Are you ready for it? 2/3rds Calcium Carbonate (Whiting) to 1/3rd French Talc, and make a paste. SSSHHHHH! Now eat the formula! No! Not the paste, the note! At this point, you'll want to but some dry pigment. I recommend French Ultramarine for starters.
As de Marrias explains, the task is now to take your formula paste and mix it with the pigment, in much the same way that I have taught you to add the white or black. The impact on the color of the pigment is minimal, and you will have a very soft pastel as a result. I have experimented with going half the magic formula, half French Ultramarine pigment, and also with going 2/3rds the blue, and 1/3rd the "body". Both work very well. My next move will be to try to "channel" Henri Roche, and make an almost all pigment blue stick.
Did you notice that we haven't touched the Gum Tragacanth, yet? Keep that bag shut, sports fans. It turns out that many pigments have enough cohesive qualities that the binder isn't needed at all. If you so desire, you may want to experiment with the binder to make harder sticks, which are good for drawing, blocking in, and initial steps of a pastel work.
This brings us to the downside of our subject, which is that all pigments are not created equal. Some have more cohesive characteristics than others. It's just the plain facts of the matter - pigments are derived from natural elements, as well as some man-made efforts such as Manganese Blue, ferric-ferrocyanide (Prussian Blue), and Alizarin (Madder). Blue is one of the happy colors that are easy to work with. The linked websites below have details on what are the troubled pigments - those harder to make into soft, workable sticks. Different amounts of the binder (Gum Tragacanth) and the Whiting/Talc formula are what you'll need to experiment with to get your particular pigment "right".
I have been lucky, so far, with the colors that I have mixed. I have not yet needed a binder to add either cohesion or consistency to any of my pastels.
I also credit Kitty Wallis with giving me my first experiences with home-made pastels. She actually markets a product that takes the mixing of the water out of the equation. She has done the hard part, and put it in a jar for you to just start rolling paste sticks. Her Pastel Moist Pigments can be found here, along with the Createx Liquid Pigments that I really love. I know they are expensive, but the full set will produce more sticks than you can shake a, well, a dollar at. The factor is well in your favor. I came back from Kitty's workshop with eighty sticks, which is greater than $260 worth of the little gems. She also sells them in individual jars, so you don't need to pop for the whole set.

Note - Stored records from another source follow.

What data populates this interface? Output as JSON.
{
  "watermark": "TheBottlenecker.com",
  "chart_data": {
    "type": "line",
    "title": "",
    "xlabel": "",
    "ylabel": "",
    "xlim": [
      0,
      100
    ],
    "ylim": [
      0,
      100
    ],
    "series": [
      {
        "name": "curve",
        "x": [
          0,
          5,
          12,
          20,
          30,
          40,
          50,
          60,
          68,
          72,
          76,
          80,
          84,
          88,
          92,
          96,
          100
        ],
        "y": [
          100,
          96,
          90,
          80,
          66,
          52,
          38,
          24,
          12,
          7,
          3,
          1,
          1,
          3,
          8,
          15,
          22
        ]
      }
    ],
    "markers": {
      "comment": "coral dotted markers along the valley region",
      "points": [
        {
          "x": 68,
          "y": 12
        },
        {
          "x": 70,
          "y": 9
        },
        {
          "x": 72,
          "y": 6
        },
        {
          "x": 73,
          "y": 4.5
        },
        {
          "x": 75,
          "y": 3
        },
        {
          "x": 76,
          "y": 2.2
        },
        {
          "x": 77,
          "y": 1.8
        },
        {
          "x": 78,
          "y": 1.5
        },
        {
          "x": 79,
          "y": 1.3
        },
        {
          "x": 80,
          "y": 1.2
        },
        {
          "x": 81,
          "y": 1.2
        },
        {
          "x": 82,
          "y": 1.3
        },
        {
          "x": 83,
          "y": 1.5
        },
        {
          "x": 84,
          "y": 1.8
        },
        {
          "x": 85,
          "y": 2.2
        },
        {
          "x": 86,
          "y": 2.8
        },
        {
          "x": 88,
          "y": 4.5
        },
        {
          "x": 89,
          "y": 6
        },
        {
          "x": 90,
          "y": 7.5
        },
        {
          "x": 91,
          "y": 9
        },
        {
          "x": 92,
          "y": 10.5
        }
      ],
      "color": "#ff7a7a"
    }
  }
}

I chose the adventure of making the sticks from scratch, just like any artist who lived before the Nineteenth century had to. I wanted the earthy, craft-side of the artist's tools to be part of my repertoire. I do call myself a "colorist", after all!
Now we have covered making one's own simple grays in multiple values with easel left-overs (the one I made for the photos presented here is already dry and turns out to be a dark violet-gray-which Lorie calls "eggplant"), recovering a broken stick, and two simple resources for how to make soft pastels (de Marrais and Wallis ).
Articles on Making Pastels:
- Paul de Marrais. Via Daniel Smith.
- Katherine Tyrell's Squidoo Lens, and scroll down to "Making your own pastels".
- Sinopia; I emphasize this one which Katherine has linked, because it is relatively simple, and has well organized formulas for given color groups. The groupings are designed to help you get ahead of the curve regarding pigments that are less satisfactory for handling qualities. I suggest letting the pigment tell you first, though. I found that the hansa yellow light from Daniel Smith was fine without binder.
Readable articles about pigments: